Week of Eating Indigenous Foods

I started my week of eating Indigenous foods this morning. I plan to go until next saturday, but will not include dinner on Saturday as we are going to a spaghetti dinner fundraiser, and I don't think they will be serving anything free of post-colonial food. I encourage folks to visit the Week of Eating Indigenous Foods blog to see how things turn out. This is a good exercise for me and others that are planning on applying as research subjects for the DDP.

http://weekofeatingindigneousfoods.blogspot.com/

Wild Rice Milk

I woke up Saturday morning (my Dad's birthday) at 6am because we forgot to shut an alarm off. It sure would have been nice to sleep in! Oh well, I made good use of the time. I decided to make some wild rice milk. I used 2 pounds of wild rice, and cooked it down for 3 hours by constantly stirring and adding water when it got down to the top of the rice. After it looked like rice pudding, I used the blender to mix it with water in a 1 to 1 ratio (I filled the blender half with the rice and half with water). Oh yeah, before I forget, make sure you hold the lid down on the blender! After it was blended I poured it through a wire mesh strainer to remove the big stuff from the liquid. I set the solids aside and then further strained the liquid through an old (clean) white t-shirt (yep, the same one we used for crab apples). What remained afterward was a slightly tan colored liquid. Each blender full made about 1 quart. I mixed 1/4 cup of maple sugar with each quart and ended up with 5 quarts.
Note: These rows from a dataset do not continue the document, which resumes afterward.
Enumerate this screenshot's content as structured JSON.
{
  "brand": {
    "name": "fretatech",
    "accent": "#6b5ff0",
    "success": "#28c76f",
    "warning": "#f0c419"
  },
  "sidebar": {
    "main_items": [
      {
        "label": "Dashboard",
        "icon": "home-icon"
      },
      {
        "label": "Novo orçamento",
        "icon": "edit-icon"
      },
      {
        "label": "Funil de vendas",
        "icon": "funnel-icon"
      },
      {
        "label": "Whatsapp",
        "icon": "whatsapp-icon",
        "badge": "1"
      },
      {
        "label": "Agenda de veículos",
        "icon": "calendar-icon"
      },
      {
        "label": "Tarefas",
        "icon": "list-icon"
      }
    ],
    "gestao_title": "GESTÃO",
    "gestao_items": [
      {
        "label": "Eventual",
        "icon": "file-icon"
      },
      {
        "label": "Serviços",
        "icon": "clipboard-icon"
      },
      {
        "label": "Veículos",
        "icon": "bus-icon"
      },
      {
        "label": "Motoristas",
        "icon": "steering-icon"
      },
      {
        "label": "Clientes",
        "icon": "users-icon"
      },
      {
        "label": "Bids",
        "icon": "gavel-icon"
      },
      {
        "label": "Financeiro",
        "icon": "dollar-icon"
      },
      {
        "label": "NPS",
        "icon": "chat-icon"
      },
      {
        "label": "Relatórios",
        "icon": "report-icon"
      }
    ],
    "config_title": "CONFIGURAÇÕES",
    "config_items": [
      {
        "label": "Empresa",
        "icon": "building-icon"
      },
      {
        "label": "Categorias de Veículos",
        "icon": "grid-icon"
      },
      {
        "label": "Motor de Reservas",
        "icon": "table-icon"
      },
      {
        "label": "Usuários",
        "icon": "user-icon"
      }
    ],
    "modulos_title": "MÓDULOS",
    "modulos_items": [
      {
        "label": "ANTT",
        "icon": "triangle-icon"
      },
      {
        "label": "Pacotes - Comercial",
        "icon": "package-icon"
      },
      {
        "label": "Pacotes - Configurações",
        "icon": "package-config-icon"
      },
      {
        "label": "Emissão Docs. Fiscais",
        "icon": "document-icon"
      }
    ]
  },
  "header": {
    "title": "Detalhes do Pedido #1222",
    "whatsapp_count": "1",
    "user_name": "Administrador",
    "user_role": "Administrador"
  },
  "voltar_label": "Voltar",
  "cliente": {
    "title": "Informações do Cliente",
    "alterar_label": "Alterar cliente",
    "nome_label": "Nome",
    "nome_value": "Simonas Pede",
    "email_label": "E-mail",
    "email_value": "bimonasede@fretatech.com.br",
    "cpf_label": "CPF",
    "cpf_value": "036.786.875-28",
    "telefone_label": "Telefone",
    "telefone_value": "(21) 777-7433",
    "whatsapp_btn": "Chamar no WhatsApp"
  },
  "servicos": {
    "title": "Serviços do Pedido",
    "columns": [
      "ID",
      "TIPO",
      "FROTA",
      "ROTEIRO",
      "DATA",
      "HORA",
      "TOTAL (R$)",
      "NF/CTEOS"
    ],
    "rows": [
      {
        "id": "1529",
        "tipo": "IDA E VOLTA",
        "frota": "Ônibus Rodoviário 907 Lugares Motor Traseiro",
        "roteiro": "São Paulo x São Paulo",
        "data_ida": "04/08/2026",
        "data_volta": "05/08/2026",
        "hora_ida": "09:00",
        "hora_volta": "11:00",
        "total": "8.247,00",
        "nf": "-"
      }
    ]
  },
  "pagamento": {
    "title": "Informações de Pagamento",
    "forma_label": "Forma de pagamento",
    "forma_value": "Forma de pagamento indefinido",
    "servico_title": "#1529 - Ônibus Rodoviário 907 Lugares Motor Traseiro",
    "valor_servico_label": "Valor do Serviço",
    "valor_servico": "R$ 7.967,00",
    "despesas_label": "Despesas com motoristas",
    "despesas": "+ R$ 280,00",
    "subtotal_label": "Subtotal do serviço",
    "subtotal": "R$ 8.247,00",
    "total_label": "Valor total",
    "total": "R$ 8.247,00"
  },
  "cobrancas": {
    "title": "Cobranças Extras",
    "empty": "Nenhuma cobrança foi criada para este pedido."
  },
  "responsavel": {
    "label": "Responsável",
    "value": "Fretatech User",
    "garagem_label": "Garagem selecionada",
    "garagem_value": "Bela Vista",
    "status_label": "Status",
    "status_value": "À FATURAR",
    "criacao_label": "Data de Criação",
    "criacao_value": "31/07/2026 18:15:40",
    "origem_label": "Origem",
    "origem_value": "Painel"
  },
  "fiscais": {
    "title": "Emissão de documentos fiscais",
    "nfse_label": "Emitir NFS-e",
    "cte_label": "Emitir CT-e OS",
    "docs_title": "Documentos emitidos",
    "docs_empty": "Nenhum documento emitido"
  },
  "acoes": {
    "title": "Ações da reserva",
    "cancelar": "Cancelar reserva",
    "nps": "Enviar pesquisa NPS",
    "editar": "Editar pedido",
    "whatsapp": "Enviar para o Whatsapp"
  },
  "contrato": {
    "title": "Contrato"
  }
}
I am going to use the leftover solids (what I am calling wild rice meal) in other recipes, so I froze it in 2 portions.